  • The employer has consulted all representative trade unions in the workplace, and if there is no union, the affected workers.

The regulations provide criteria, such as profitability, liquidity, and solvency, which companies can use to qualify for NMW exemption. When considering an exemption request, the first step is to calculate how much the NMW increase would cost the employer. And the next step is to assess whether the employer can afford this increase.

Penalties for Not Following the National Minimum Wage in South Africa

According to Dr Pravine Naidoo from the Advocacy & Stakeholder Relations unit in the Department’s Inspection and Enforcement Service, if an employer doesn’t follow the National Minimum Wage (NMW), a labour inspector can impose a fine.

For first-time violations, the fine is double the amount of the underpayment or twice the monthly wage, whichever is higher. As for repeated violations, the fine increases to triple the underpayment or three times the monthly wage, whichever is greater.

Will the South Africa National Minimum Wage Change in 2024?

Minimum wages aren’t set in stone. They can change occasionally to adjust to the ever-shifting cost of living and economic conditions. For 2024, there are currently minimum wage adjustment recommendations under review according to the government gazette published by the Department of Employment and Labour. This is why keeping yourself updated on these changes is crucial to ensure compliance with the law.

To get a full picture of other labour laws that affect work in South Africa, you can check out our comprehensive guide on South Africa Labour Laws.

Important Cautionary Note

This content is provided for informational purposes only.
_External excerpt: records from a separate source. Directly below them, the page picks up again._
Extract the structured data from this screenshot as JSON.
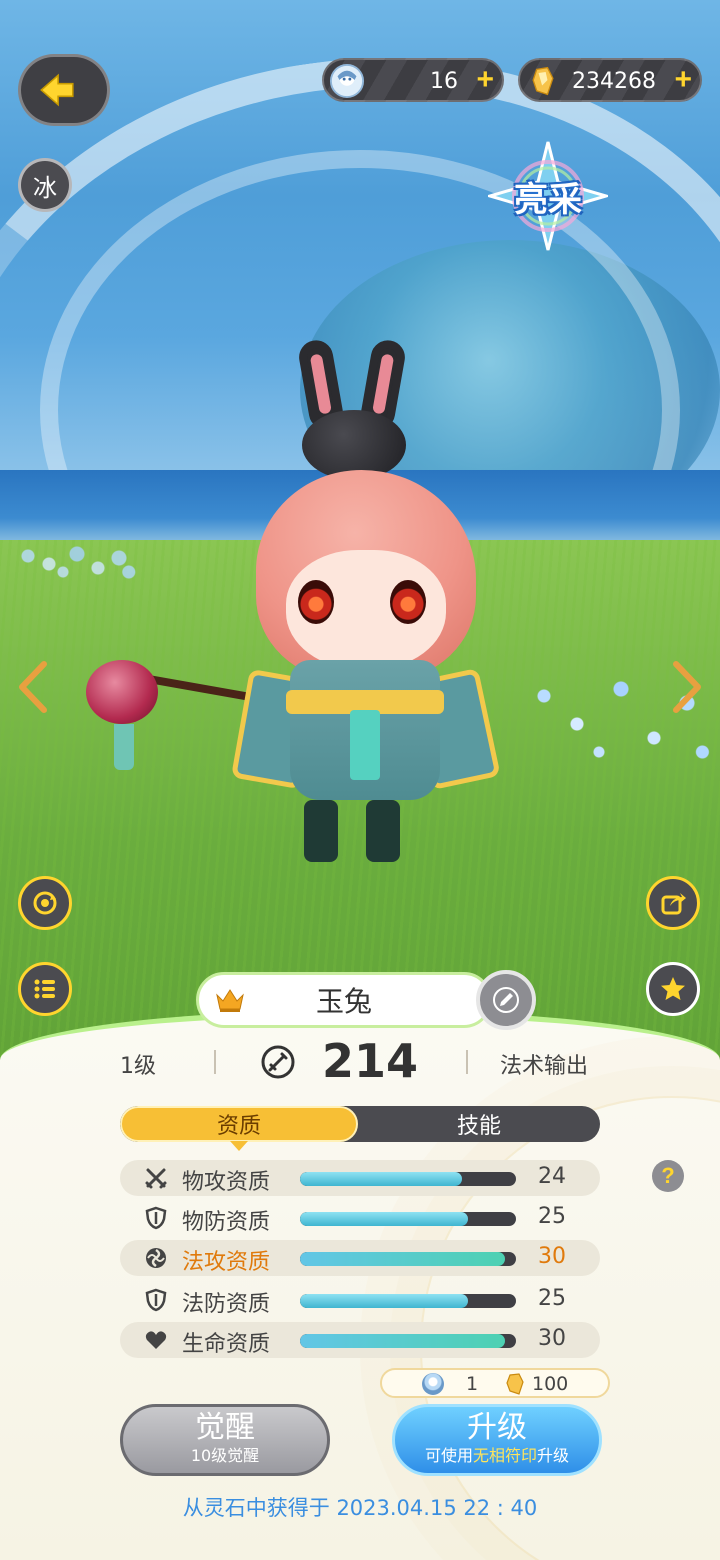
{
  "hud": {
    "gem_count": "16",
    "coin_count": "234268",
    "plus_symbol": "+",
    "element_badge": "冰",
    "shine_badge": "亮采"
  },
  "character": {
    "name": "玉兔",
    "level": "1级",
    "power": "214",
    "role": "法术输出"
  },
  "tabs": [
    {
      "label": "资质",
      "active": true
    },
    {
      "label": "技能",
      "active": false
    }
  ],
  "attributes": [
    {
      "icon": "swords-icon",
      "label": "物攻资质",
      "value": "24",
      "fraction": 0.75,
      "highlight": false
    },
    {
      "icon": "shield-icon",
      "label": "物防资质",
      "value": "25",
      "fraction": 0.78,
      "highlight": false
    },
    {
      "icon": "magic-swirl-icon",
      "label": "法攻资质",
      "value": "30",
      "fraction": 0.95,
      "highlight": true
    },
    {
      "icon": "shield-icon",
      "label": "法防资质",
      "value": "25",
      "fraction": 0.78,
      "highlight": false
    },
    {
      "icon": "heart-icon",
      "label": "生命资质",
      "value": "30",
      "fraction": 0.95,
      "highlight": true
    }
  ],
  "cost": {
    "gem": "1",
    "coin": "100"
  },
  "buttons": {
    "awaken_label": "觉醒",
    "awaken_sub": "10级觉醒",
    "upgrade_label": "升级",
    "upgrade_sub_prefix": "可使用",
    "upgrade_sub_highlight": "无相符印",
    "upgrade_sub_suffix": "升级"
  },
  "obtained_text": "从灵石中获得于 2023.04.15   22 : 40",
  "colors": {
    "accent_yellow": "#f7bf35",
    "highlight_orange": "#e07a0c",
    "upgrade_blue": "#2f8fe8"
  }
}
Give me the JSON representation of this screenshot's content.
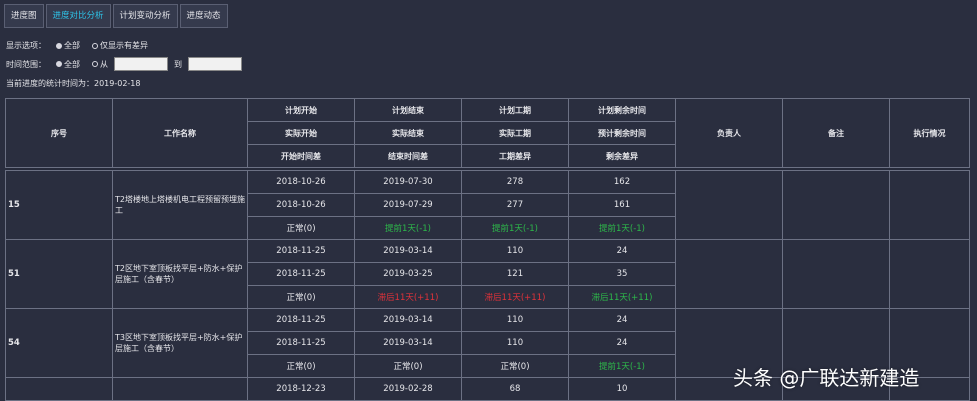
{
  "tabs": [
    {
      "label": "进度图",
      "active": false
    },
    {
      "label": "进度对比分析",
      "active": true
    },
    {
      "label": "计划变动分析",
      "active": false
    },
    {
      "label": "进度动态",
      "active": false
    }
  ],
  "display_options": {
    "label": "显示选项：",
    "all": "全部",
    "only_diff": "仅显示有差异"
  },
  "time_range": {
    "label": "时间范围：",
    "all": "全部",
    "from": "从",
    "to": "到"
  },
  "stat_time": "当前进度的统计时间为：2019-02-18",
  "headers": {
    "seq": "序号",
    "name": "工作名称",
    "plan_start": "计划开始",
    "actual_start": "实际开始",
    "start_diff": "开始时间差",
    "plan_end": "计划结束",
    "actual_end": "实际结束",
    "end_diff": "结束时间差",
    "plan_days": "计划工期",
    "actual_days": "实际工期",
    "days_diff": "工期差异",
    "plan_remaining": "计划剩余时间",
    "est_remaining": "预计剩余时间",
    "remaining_diff": "剩余差异",
    "owner": "负责人",
    "remark": "备注",
    "status": "执行情况"
  },
  "rows": [
    {
      "seq": "15",
      "name": "T2塔楼地上塔楼机电工程预留预埋施工",
      "r1": [
        "2018-10-26",
        "2019-07-30",
        "278",
        "162"
      ],
      "r2": [
        "2018-10-26",
        "2019-07-29",
        "277",
        "161"
      ],
      "r3": [
        "正常(0)",
        "提前1天(-1)",
        "提前1天(-1)",
        "提前1天(-1)"
      ]
    },
    {
      "seq": "51",
      "name": "T2区地下室顶板找平层+防水+保护层施工（含春节）",
      "r1": [
        "2018-11-25",
        "2019-03-14",
        "110",
        "24"
      ],
      "r2": [
        "2018-11-25",
        "2019-03-25",
        "121",
        "35"
      ],
      "r3": [
        "正常(0)",
        "滞后11天(+11)",
        "滞后11天(+11)",
        "滞后11天(+11)"
      ]
    },
    {
      "seq": "54",
      "name": "T3区地下室顶板找平层+防水+保护层施工（含春节）",
      "r1": [
        "2018-11-25",
        "2019-03-14",
        "110",
        "24"
      ],
      "r2": [
        "2018-11-25",
        "2019-03-14",
        "110",
        "24"
      ],
      "r3": [
        "正常(0)",
        "正常(0)",
        "正常(0)",
        "提前1天(-1)"
      ]
    },
    {
      "seq": "",
      "name": "",
      "r1": [
        "2018-12-23",
        "2019-02-28",
        "68",
        "10"
      ]
    }
  ],
  "colors": {
    "normal": "#e6e6ea",
    "ahead": "#2db84a",
    "behind": "#e0323a"
  },
  "watermark": "头条 @广联达新建造"
}
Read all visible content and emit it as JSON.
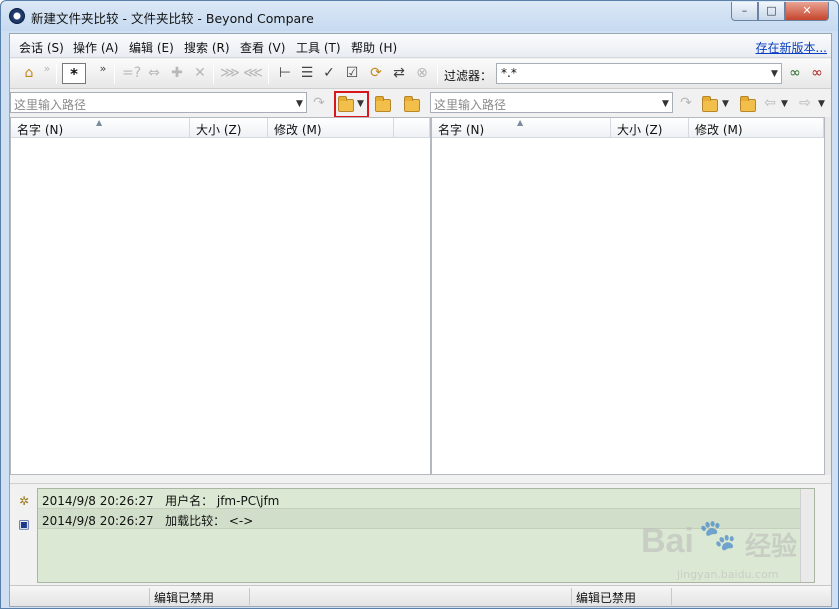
{
  "window": {
    "title": "新建文件夹比较 - 文件夹比较 - Beyond Compare",
    "minimize_glyph": "–",
    "maximize_glyph": "□",
    "close_glyph": "✕"
  },
  "menu": {
    "items": [
      {
        "label": "会话 (S)"
      },
      {
        "label": "操作 (A)"
      },
      {
        "label": "编辑 (E)"
      },
      {
        "label": "搜索 (R)"
      },
      {
        "label": "查看 (V)"
      },
      {
        "label": "工具 (T)"
      },
      {
        "label": "帮助 (H)"
      }
    ],
    "update_link": "存在新版本..."
  },
  "toolbar": {
    "home_glyph": "⌂",
    "chevron": "»",
    "star": "*",
    "filter_label": "过滤器：",
    "filter_value": "*.*",
    "icons": [
      {
        "name": "equal-diff",
        "glyph": "=?"
      },
      {
        "name": "swap",
        "glyph": "⇔"
      },
      {
        "name": "puzzle",
        "glyph": "✚"
      },
      {
        "name": "cross",
        "glyph": "✕"
      },
      {
        "name": "expand",
        "glyph": "⋙"
      },
      {
        "name": "collapse",
        "glyph": "⋘"
      },
      {
        "name": "tree",
        "glyph": "⊢"
      },
      {
        "name": "list",
        "glyph": "☰"
      },
      {
        "name": "check",
        "glyph": "✓"
      },
      {
        "name": "check-box",
        "glyph": "☑"
      },
      {
        "name": "folder-sync",
        "glyph": "⟳"
      },
      {
        "name": "swap-sides",
        "glyph": "⇄"
      },
      {
        "name": "stop",
        "glyph": "⊗"
      },
      {
        "name": "glasses",
        "glyph": "∞"
      },
      {
        "name": "glasses-off",
        "glyph": "∞"
      }
    ]
  },
  "paths": {
    "left_placeholder": "这里输入路径",
    "right_placeholder": "这里输入路径"
  },
  "columns": {
    "name": "名字 (N)",
    "size": "大小 (Z)",
    "modified": "修改 (M)"
  },
  "log": {
    "entries": [
      {
        "time": "2014/9/8 20:26:27",
        "message": "用户名： jfm-PC\\jfm"
      },
      {
        "time": "2014/9/8 20:26:27",
        "message": "加载比较： <->"
      }
    ]
  },
  "status": {
    "left": "编辑已禁用",
    "right": "编辑已禁用"
  },
  "watermark": {
    "brand": "Bai",
    "paw": "🐾",
    "suffix": "经验",
    "url": "jingyan.baidu.com"
  }
}
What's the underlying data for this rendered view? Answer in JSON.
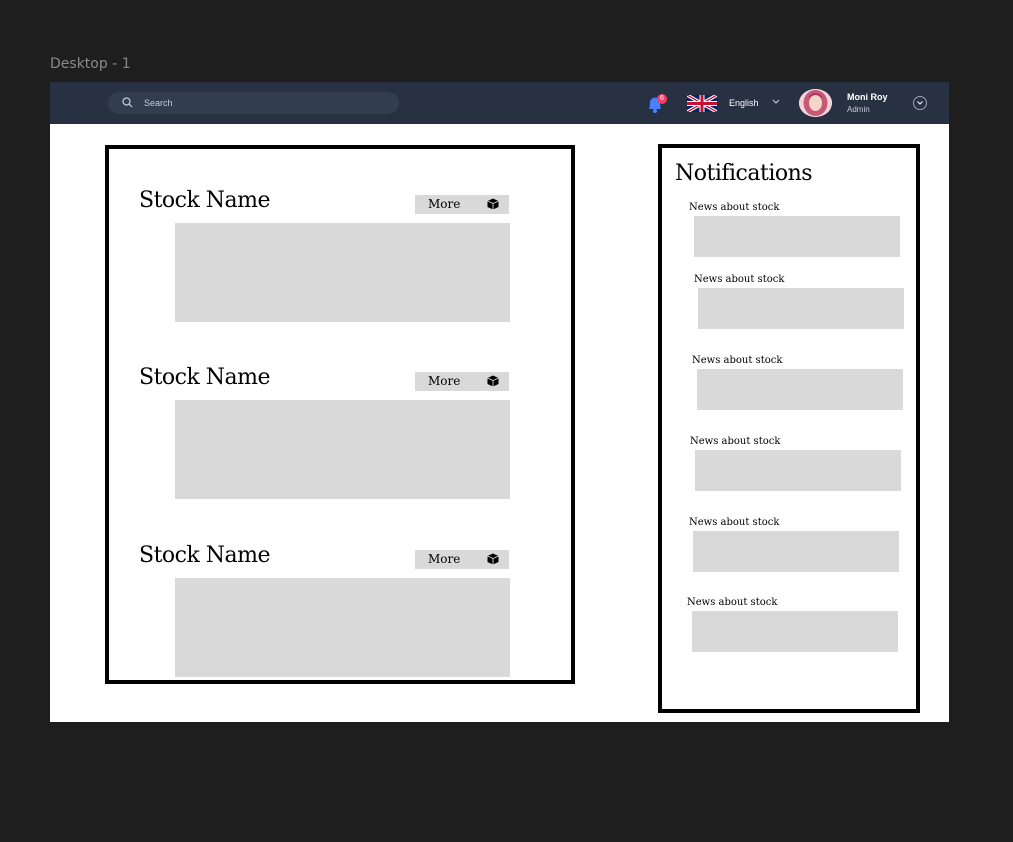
{
  "canvas": {
    "frame_label": "Desktop - 1"
  },
  "header": {
    "search": {
      "placeholder": "Search"
    },
    "notifications": {
      "count": "6",
      "color": "#4880ff",
      "badge_color": "#f93c65"
    },
    "language": {
      "label": "English",
      "flag_icon": "uk-flag-icon"
    },
    "user": {
      "name": "Moni Roy",
      "role": "Admin"
    },
    "background_color": "#273142"
  },
  "stocks": {
    "items": [
      {
        "name": "Stock Name",
        "more_label": "More"
      },
      {
        "name": "Stock Name",
        "more_label": "More"
      },
      {
        "name": "Stock Name",
        "more_label": "More"
      }
    ]
  },
  "notifications": {
    "title": "Notifications",
    "items": [
      {
        "label": "News about stock"
      },
      {
        "label": "News about stock"
      },
      {
        "label": "News about stock"
      },
      {
        "label": "News about stock"
      },
      {
        "label": "News about stock"
      },
      {
        "label": "News about stock"
      }
    ]
  }
}
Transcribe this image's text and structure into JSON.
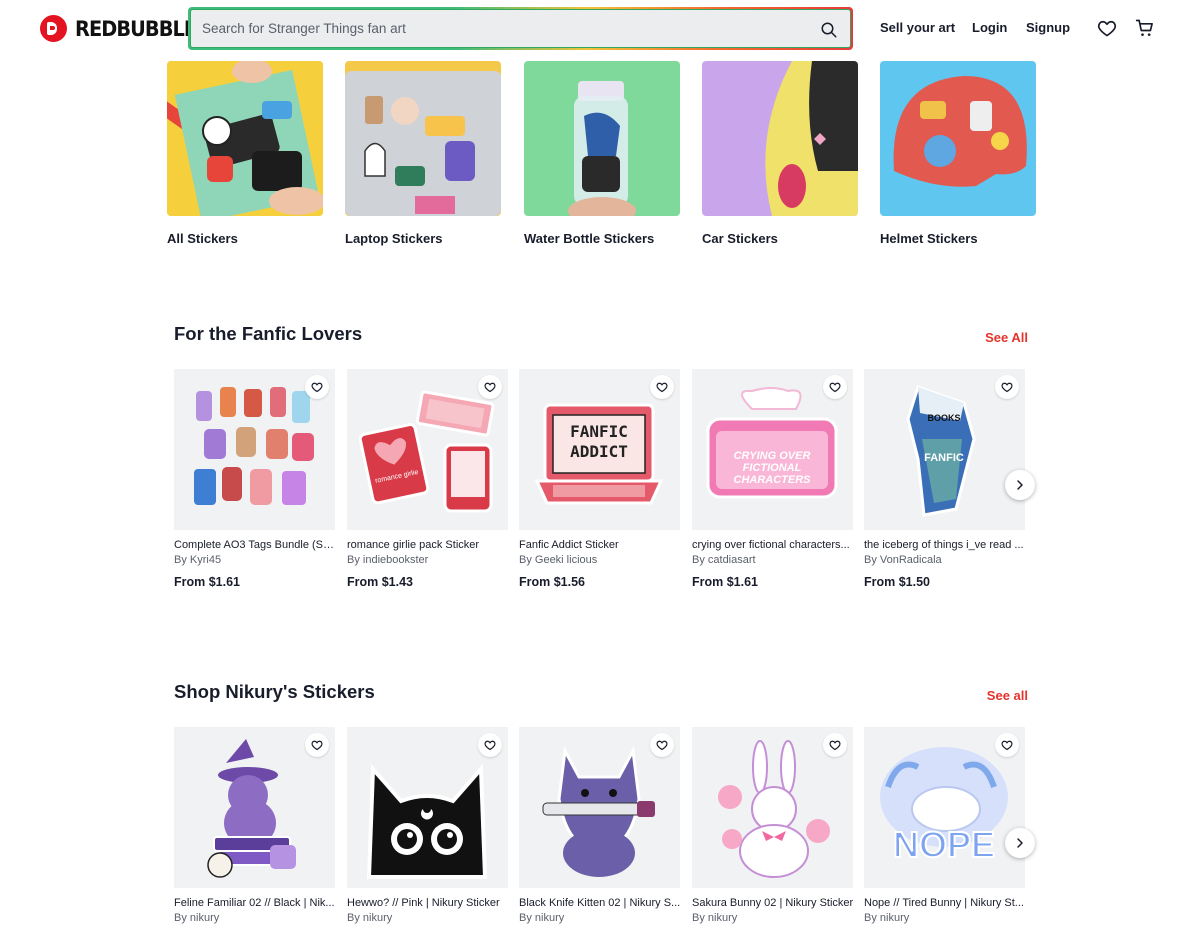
{
  "header": {
    "brand": "REDBUBBLE",
    "search_placeholder": "Search for Stranger Things fan art",
    "sell_label": "Sell your art",
    "login_label": "Login",
    "signup_label": "Signup"
  },
  "categories": [
    {
      "label": "All Stickers"
    },
    {
      "label": "Laptop Stickers"
    },
    {
      "label": "Water Bottle Stickers"
    },
    {
      "label": "Car Stickers"
    },
    {
      "label": "Helmet Stickers"
    }
  ],
  "sections": [
    {
      "title": "For the Fanfic Lovers",
      "see_all": "See All",
      "products": [
        {
          "title": "Complete AO3 Tags Bundle (SE...",
          "artist": "By Kyri45",
          "price": "From $1.61"
        },
        {
          "title": "romance girlie pack Sticker",
          "artist": "By indiebookster",
          "price": "From $1.43"
        },
        {
          "title": "Fanfic Addict Sticker",
          "artist": "By Geeki licious",
          "price": "From $1.56"
        },
        {
          "title": "crying over fictional characters...",
          "artist": "By catdiasart",
          "price": "From $1.61"
        },
        {
          "title": "the iceberg of things i_ve read ...",
          "artist": "By VonRadicala",
          "price": "From $1.50"
        }
      ]
    },
    {
      "title": "Shop Nikury's Stickers",
      "see_all": "See all",
      "products": [
        {
          "title": "Feline Familiar 02 // Black | Nik...",
          "artist": "By nikury"
        },
        {
          "title": "Hewwo? // Pink | Nikury Sticker",
          "artist": "By nikury"
        },
        {
          "title": "Black Knife Kitten 02 | Nikury S...",
          "artist": "By nikury"
        },
        {
          "title": "Sakura Bunny 02 | Nikury Sticker",
          "artist": "By nikury"
        },
        {
          "title": "Nope // Tired Bunny | Nikury St...",
          "artist": "By nikury"
        }
      ]
    }
  ],
  "artwork_text": {
    "fanfic_addict": "FANFIC ADDICT",
    "crying_over": "CRYING OVER FICTIONAL CHARACTERS",
    "iceberg_books": "BOOKS",
    "iceberg_fanfic": "FANFIC",
    "nope": "NOPE",
    "romance": "romance girlie"
  },
  "colors": {
    "brand_red": "#e41321",
    "accent_link": "#e4342d",
    "text": "#191d2b"
  }
}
While we make every effort to ensure the accuracy of the information presented, we cannot guarantee that it is free of errors or omissions. Users are advised to independently verify any critical information and should not solely rely on the content provided.